by Ingrid Jacques of The Detroit News featuring IWF’s Inez Stepman
Perhaps the real reason top women candidates like Amy Klobuchar and Elizabeth Warren, both U.S. senators, flamed out is that — as Klobuchar proved — they simply weren’t great on the campaign trail and didn’t connect with voters, or — as in Warren’s case — their ideas were too extreme.
Klobuchar pointed to a “different standard” for women for her lack of traction earlier on in the campaign. And Warren also joined the sexism chorus, especially after she dropped out of the race.
“One of the hardest parts of this is all those pinky promises,” Warren said when she announced the end of her candidacy earlier this month. “And all those little girls who are going to have to wait four more years. That’s going to be hard.”
One of Warren’s gimmicks, along with taking selfies, was promising young girls she’d try to make it to the White House because “that’s what girls do.”
She added later: “We’ll know that we can have a woman in the White House when we finally elect a woman to the White House.”
Or when women finally vote for one. Warren, who didn’t win any of the primary contests, came in an embarrassing third place in her own state of Massachusetts, where the majority of women supported male candidates.
Inez Stepman, senior policy analyst at the Independent Women’s Forum, says women, like most voters, want a candidate who best represents their interests and who seems authentic.
“Elizabeth Warren was not a great candidate for a whole plethora of reasons,” says Stepman.
Playing up victimhood is reminiscent of what we saw four years ago when Hillary Clinton was running for president. One of Clinton’s campaign videos — “44 Boys is Too Many!” — showcased little girls reading letters to Clinton about how they wanted a woman to become president.
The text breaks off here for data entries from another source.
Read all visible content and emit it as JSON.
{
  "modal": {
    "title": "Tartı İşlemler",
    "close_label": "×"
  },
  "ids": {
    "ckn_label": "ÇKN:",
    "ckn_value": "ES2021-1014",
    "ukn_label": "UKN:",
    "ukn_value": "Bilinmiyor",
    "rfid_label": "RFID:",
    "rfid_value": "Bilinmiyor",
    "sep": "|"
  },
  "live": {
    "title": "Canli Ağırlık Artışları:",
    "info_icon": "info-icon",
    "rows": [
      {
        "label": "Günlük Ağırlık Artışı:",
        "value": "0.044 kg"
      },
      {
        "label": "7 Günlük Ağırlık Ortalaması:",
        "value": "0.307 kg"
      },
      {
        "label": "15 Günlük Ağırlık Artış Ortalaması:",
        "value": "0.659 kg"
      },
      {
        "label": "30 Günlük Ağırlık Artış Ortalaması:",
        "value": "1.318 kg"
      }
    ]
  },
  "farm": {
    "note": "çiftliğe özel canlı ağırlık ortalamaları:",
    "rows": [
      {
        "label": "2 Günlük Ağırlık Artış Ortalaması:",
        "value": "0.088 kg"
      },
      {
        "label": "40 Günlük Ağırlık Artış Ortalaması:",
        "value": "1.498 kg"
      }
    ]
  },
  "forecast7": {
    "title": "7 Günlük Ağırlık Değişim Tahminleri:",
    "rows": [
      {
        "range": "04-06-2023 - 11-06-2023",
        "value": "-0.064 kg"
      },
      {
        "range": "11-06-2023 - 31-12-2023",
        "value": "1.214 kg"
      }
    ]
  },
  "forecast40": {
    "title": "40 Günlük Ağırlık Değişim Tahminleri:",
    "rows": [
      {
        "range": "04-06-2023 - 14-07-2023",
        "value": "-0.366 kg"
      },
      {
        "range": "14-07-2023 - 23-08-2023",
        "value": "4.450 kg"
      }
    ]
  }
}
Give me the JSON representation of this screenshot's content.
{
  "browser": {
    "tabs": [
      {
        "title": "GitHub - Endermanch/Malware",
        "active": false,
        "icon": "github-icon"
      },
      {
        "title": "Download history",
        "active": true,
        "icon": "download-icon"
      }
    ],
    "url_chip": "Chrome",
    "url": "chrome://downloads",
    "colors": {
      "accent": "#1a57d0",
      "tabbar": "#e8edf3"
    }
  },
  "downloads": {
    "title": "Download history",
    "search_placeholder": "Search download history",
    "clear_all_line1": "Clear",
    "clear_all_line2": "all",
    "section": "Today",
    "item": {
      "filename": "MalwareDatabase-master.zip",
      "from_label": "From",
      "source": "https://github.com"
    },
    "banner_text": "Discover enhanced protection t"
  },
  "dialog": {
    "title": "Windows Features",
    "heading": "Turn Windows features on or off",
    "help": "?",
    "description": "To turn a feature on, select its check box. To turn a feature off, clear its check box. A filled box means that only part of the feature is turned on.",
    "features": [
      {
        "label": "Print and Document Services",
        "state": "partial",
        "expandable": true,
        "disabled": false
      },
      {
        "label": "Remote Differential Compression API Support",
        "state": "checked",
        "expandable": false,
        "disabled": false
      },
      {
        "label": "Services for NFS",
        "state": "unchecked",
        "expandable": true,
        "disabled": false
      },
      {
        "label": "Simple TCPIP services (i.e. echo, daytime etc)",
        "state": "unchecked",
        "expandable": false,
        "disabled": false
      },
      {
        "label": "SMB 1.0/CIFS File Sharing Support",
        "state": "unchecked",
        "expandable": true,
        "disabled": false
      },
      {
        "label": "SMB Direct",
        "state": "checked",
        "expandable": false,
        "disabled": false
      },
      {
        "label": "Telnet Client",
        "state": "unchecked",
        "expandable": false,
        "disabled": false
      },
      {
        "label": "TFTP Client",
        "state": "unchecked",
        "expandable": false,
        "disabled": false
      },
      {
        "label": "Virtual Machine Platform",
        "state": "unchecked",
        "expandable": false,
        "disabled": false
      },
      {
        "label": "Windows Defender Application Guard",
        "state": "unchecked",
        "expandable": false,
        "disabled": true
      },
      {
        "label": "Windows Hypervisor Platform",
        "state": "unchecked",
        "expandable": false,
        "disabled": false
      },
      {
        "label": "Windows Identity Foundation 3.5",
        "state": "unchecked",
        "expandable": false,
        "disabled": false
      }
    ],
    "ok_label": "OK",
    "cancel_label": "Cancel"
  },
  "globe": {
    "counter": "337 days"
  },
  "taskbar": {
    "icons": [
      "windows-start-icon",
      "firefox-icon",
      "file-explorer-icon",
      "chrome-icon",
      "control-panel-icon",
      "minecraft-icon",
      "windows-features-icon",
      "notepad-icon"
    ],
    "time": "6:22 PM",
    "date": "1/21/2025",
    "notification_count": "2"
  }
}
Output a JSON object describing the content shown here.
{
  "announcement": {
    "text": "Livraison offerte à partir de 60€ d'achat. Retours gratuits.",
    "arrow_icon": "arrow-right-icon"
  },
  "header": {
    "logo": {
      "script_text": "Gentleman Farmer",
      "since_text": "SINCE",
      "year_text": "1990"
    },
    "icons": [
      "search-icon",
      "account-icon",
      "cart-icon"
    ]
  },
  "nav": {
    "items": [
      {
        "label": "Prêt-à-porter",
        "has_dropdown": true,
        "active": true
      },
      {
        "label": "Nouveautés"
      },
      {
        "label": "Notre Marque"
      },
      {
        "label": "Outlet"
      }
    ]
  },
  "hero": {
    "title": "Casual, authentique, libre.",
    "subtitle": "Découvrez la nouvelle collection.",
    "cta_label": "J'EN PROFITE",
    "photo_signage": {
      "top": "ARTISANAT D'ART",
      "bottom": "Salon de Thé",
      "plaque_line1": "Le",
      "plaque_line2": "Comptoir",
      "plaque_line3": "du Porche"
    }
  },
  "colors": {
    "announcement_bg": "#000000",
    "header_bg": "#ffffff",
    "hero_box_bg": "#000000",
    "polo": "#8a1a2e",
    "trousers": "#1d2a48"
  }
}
Yet Clinton lost because she couldn’t get enough women to vote for her, notably young, white women. She still holds a grudge, and wrote a whole book detailing how women who didn’t support her must have been brainwashed or bullied by their boyfriends and bosses. Clinton refused to give the traitorous women “absolution.”
House Speaker Nancy Pelosi has also turned to sexism as the rationale for why candidates like Warren didn’t succeed.
“Every time I get introduced as the most powerful woman, I almost cry, because I wish that were not true,” Pelosi said following Warren’s announcement.
If electing a woman were a priority, why didn’t Pelosi and other influential female politicians endorse either Klobuchar or Warren, who respectively represent the moderate and progressive wings of the party? Both had solid resumes and at different points in the campaign enjoyed momentum that could have been boosted by their political sisters.
Women who blame sexism for their failures may actually be harming the prospects of other women. Women who run for office win at similar (or higher) rates to men, Stepman says, but some women may choose to sit it out if they think they’ll face these roadblocks. Same goes with voters.
Warren is mourning the fact she won’t be president. But she shouldn’t let her disappointment get in the way of other women’s dreams.